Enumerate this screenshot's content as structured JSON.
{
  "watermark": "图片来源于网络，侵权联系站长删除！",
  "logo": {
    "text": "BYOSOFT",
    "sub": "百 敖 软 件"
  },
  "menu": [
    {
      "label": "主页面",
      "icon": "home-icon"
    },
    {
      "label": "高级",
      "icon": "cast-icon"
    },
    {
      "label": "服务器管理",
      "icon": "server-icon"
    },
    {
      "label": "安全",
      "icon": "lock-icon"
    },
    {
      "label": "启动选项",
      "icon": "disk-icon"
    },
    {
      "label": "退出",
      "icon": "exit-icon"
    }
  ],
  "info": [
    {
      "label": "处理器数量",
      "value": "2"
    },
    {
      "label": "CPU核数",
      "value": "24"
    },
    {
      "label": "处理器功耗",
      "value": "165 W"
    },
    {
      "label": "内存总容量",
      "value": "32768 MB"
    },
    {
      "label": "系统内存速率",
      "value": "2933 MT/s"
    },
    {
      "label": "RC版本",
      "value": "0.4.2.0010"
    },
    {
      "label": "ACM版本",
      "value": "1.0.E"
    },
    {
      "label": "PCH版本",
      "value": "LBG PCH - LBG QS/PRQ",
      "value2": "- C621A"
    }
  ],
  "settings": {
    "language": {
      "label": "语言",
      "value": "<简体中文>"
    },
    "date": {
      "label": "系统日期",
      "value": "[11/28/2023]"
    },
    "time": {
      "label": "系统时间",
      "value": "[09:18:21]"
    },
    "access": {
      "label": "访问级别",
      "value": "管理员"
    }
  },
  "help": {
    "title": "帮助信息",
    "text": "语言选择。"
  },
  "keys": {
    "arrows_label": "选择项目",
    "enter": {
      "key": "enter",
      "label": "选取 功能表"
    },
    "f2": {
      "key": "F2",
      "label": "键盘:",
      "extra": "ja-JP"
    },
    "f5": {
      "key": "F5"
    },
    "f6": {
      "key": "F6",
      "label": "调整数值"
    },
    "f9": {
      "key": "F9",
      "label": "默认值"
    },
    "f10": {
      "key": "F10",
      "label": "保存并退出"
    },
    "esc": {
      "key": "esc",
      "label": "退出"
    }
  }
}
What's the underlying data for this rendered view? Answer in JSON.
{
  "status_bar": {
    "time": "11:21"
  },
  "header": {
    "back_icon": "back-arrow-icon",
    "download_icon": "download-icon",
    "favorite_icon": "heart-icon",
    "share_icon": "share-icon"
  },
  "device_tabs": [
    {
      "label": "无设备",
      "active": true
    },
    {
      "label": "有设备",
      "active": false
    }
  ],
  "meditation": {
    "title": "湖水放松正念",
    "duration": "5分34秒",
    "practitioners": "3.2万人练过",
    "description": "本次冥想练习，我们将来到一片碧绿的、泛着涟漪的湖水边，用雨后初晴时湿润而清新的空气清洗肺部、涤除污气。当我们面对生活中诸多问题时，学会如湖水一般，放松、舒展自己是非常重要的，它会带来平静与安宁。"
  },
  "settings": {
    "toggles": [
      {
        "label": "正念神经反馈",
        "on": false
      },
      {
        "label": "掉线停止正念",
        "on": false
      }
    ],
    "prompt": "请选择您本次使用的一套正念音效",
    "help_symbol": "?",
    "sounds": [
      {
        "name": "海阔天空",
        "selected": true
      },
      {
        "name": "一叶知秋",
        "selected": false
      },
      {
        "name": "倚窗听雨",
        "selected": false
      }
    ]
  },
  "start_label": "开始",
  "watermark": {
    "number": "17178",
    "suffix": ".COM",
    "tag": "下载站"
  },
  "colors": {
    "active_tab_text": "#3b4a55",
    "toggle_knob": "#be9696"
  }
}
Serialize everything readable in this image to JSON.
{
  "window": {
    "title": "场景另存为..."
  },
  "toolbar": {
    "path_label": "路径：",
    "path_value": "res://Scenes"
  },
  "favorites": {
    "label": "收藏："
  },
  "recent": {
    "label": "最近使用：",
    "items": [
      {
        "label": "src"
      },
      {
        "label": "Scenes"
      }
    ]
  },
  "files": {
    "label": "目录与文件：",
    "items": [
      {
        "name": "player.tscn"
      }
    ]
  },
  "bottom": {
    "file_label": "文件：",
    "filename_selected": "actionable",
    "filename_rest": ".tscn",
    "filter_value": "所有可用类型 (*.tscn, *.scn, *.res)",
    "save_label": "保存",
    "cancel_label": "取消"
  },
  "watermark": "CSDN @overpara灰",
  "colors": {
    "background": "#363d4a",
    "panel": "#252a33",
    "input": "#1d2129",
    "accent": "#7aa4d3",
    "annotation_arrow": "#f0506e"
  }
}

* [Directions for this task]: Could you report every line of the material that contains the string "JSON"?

* [Task solution]:
Enumerate this screenshot's content as structured JSON.
What's the underlying data for this rendered view? Answer in JSON.
Serialize everything readable in this image to JSON.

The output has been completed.